Debtors Days Ratio

The debtors day ratio is the average number of days it takes for a business to collect cash owed by its customers.

How is Debtors Day Ratio Calculated

Debtors Days = Trade Debtors/Annual Turnover *365

How is Monthly Debtors Day Ratio Calculated

Debtors Days = Trade Debtors/Monthly Turnover *30

Why is the Debtors Day Ratio Useful

Your debtors day ratio can be a useful way to keep an eye on how quickly your customers pay you on average in comparison to your payment terms set for your business.  For example you may set payment terms of 30 days but discover that your debtors day ratio is 60 days.  Here are some things that this could show:

  • Customers are not being chased for payment as regularly as they should;
  • Business cash flow is being unnecessarily being strained;
  • Your customers have poor cash flow and should be reassessed for credit.

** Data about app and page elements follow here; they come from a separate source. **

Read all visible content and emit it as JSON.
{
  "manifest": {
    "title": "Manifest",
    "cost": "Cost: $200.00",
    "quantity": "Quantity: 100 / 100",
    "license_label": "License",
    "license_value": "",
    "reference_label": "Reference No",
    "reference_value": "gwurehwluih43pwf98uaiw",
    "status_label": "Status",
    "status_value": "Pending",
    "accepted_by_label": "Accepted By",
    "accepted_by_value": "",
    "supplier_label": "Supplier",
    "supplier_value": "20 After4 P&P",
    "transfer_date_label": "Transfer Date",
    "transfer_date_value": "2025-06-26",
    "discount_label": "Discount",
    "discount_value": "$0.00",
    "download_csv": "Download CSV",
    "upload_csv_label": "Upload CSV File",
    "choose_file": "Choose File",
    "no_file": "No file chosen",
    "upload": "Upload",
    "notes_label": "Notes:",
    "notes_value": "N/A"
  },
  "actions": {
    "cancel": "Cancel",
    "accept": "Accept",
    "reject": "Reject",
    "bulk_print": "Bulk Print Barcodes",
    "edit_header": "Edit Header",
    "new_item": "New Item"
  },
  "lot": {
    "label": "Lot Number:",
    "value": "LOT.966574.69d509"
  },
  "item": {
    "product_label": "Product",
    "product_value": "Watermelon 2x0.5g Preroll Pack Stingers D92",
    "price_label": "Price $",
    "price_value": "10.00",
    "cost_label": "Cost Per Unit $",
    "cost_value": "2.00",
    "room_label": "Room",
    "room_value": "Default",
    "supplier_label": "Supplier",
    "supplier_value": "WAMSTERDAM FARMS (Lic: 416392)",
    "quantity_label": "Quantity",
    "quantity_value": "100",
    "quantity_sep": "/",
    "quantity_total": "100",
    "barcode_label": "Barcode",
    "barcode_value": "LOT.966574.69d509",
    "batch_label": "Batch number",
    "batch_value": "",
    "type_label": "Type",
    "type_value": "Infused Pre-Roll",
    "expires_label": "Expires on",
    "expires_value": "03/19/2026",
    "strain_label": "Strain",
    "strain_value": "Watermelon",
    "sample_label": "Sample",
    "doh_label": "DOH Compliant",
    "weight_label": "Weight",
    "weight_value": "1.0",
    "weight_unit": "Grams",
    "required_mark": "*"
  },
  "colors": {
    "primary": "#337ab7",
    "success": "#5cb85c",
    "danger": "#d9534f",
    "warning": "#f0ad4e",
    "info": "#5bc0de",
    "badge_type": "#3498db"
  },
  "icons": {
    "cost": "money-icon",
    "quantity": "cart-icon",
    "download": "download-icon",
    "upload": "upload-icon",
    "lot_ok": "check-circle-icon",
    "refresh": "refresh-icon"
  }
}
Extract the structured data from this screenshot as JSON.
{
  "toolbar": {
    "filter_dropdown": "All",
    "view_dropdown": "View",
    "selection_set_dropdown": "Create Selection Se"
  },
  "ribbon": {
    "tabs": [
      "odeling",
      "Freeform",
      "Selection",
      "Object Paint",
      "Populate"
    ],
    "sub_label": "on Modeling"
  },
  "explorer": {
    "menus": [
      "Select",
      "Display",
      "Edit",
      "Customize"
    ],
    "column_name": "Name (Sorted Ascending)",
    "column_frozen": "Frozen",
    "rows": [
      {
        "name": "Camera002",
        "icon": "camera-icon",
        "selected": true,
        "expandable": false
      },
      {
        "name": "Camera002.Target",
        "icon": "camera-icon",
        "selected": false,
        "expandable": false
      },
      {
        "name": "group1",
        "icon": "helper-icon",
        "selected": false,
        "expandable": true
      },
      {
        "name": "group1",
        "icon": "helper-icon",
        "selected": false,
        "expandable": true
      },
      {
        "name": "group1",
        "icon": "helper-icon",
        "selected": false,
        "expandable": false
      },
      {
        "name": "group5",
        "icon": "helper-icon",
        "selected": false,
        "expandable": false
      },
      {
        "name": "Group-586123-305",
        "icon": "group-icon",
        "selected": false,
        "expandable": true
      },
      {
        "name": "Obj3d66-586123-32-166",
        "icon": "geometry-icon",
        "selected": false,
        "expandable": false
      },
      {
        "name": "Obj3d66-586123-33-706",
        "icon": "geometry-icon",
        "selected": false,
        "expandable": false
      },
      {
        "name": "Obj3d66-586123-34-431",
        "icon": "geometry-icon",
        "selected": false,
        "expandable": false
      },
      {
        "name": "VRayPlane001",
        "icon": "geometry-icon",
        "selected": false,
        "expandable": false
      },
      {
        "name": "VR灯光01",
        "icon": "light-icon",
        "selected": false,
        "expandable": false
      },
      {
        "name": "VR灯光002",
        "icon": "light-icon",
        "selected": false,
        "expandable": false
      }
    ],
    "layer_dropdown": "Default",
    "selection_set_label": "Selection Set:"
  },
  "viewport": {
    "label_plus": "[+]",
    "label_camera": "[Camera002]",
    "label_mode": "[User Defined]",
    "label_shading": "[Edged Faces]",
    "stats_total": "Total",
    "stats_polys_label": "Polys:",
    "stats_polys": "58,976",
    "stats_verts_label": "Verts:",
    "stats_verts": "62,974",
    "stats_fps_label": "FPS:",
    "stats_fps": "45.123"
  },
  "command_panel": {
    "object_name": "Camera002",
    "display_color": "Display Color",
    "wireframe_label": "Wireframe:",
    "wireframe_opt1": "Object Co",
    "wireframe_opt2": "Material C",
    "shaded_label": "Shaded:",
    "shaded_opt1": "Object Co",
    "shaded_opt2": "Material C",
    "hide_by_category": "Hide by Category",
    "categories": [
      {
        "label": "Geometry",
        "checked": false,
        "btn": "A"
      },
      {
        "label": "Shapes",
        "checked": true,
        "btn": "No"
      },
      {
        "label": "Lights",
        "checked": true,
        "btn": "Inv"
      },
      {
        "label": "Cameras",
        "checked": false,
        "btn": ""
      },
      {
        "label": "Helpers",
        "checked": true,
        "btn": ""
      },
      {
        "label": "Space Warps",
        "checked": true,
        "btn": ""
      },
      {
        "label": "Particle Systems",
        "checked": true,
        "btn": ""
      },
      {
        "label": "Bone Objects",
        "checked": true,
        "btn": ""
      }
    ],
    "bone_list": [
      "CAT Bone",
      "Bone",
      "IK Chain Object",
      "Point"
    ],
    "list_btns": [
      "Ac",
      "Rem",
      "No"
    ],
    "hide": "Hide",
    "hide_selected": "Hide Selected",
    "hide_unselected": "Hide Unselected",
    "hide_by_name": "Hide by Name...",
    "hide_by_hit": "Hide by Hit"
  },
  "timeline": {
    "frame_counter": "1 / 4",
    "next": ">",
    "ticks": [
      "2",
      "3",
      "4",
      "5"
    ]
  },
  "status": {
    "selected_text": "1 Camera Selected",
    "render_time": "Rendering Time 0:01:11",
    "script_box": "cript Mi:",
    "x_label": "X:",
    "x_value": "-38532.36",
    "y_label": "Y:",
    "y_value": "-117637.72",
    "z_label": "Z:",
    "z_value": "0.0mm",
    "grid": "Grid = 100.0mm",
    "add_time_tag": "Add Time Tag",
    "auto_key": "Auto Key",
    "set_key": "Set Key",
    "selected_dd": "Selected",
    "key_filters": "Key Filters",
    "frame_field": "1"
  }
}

What is the Ideal Debtors Day Ratio

Ideally your debtors day ratio should match, or be less than, the payment terms you offer to your customers.  The payment terms you offer to your customers may depend on the market in which you operate.

How to Improve Your Debtors Days Ratio

A higher debtors day ratio can indicate cash flow problems within a business.  Every business ultimately needs cash to run so if customers are slow paying it can, in worst cases, put you out of business.  Here are some simple ways to improve your debtors days ratio:

Review Credit Control Procedures

Take a look at your process for chasing customers that owe you money and make sure that invoices are not just being sent out on time but also that statements and reminders are being issued at appropriate times so you get paid on time.

Review of Slow Paying Customers

A review of your aged debtors listing could reveal that certain customers are paying slowly.  Consider reviewing the credit terms offered and reducing their credit terms or even requesting payment in advance.

Offer Additional Methods of Payment

Depending on the type of industry you operate in your could consider offering your customers more than one way of paying you for example; bank transfers, credit cards or online.

Turn Work Down

This is a controversial option that needs to be considered carefully.  If you have a regular customer, depending on the value and your relationship, you could turn work down from them altogether if they pay you exceptionally slowly and put too much strain on your cashflow.


About Anita Forrest

Anita Forrest is a Chartered Accountant, spreadsheet geek and money nerd helping financial DIY-ers organise their money so they can hit their goals quicker.